For people who walk or bike, getting there is half the fun.
The idea of the Transporter on Star Trek always frightened me. As Doctor McCoy said in the Space Seed episode: "I signed on this ship to practice medicine, not to have my atoms scattered back and forth across space by this gadget." According to The Making of Star Trek, the transporter was originally a dramatic device used to keep the story moving, eliminating the need to get in and out of the shuttlecraft all the time. People just popped out of one place and into another without wasting any time.
Now the idea of the transporter is being used as a device to measure "the positive utility of travel." Researchers Prasanna Humagain and Patrick Singleton of Utah State University ask, “If you could snap your fingers or blink your eyes and instantaneously teleport yourself to the desired destination, would you do so?” as an alternative to other more conventional modes of transportation.
The researchers surveyed 648 people in Portland, Oregon and got very different results, depending on the mode of transport. Apparently people in cars are just interested in getting from A to B, and three-quarters of them would rather have their atoms scattered back and forth across space. Meanwhile, only around a third of those who walk or bicycle would rather use the transporter.
Shown a different way, the people with longer Actual Travel Times like the idea of a Transporter alternative, while the people doing active travel, like walking and cycling have less of a preference. According to SSTI,

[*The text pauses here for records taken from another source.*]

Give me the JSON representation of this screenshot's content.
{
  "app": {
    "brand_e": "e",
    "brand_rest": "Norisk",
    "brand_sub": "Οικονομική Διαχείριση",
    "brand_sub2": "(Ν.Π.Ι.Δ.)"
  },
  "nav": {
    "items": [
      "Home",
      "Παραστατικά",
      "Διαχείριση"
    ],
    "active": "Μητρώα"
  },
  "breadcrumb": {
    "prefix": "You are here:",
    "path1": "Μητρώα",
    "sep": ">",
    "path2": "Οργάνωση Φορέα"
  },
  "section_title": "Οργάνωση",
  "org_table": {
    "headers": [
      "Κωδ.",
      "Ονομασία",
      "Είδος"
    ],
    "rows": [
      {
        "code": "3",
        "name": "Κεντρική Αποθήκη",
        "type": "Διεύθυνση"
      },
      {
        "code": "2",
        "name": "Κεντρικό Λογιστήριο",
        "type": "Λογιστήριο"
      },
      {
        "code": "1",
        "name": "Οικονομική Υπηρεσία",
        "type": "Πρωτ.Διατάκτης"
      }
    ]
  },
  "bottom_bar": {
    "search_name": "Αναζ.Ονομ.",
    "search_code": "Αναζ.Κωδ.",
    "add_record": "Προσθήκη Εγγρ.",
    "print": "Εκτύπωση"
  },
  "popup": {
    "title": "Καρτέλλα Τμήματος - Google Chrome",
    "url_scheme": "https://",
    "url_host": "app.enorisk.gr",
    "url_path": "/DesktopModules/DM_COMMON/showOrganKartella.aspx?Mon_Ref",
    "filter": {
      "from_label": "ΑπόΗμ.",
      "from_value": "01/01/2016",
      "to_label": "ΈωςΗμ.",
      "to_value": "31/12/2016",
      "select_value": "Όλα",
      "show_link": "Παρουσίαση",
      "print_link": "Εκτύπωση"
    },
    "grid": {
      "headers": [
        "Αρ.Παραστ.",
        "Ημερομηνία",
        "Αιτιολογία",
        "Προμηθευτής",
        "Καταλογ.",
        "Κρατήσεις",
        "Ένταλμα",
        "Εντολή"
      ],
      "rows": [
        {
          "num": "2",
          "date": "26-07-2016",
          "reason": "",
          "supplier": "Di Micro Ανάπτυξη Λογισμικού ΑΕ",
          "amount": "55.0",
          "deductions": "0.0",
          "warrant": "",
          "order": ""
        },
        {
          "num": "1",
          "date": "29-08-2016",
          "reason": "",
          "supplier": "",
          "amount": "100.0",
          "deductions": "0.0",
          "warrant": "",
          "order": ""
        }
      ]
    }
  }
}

Singleton noted that “people seem to value the exercise they get from using active transportation modes for their commutes,” adding that cyclists and pedestrians also report higher levels of mental health associated with their commutes. Pedestrian and cyclist commuters also had more positive responses to questions about confidence, and freedom, independence, and control.
There is possibly another explanation, that people who walk or cycle are like Dr. McCoy, more skeptical about radical new transportation technologies, and tend to shy away from Hyperloops and self-driving cars. Judging by editor Melissa's photo of the New York subway yesterday, I can't imagine anyone not preferring a transporter, yet transit users appear to like the idea less than drivers, so there might be other forces at work here. Then again, the study was done in Portland, Oregon, where they do not have subways like this.
In the end, I prefer Singleton's explanation: people who walk or cycle just enjoy their commutes more and get something out of it.
UPDATE: Cycling historian and writer Carlton Reid covered this story earlier in Forbes.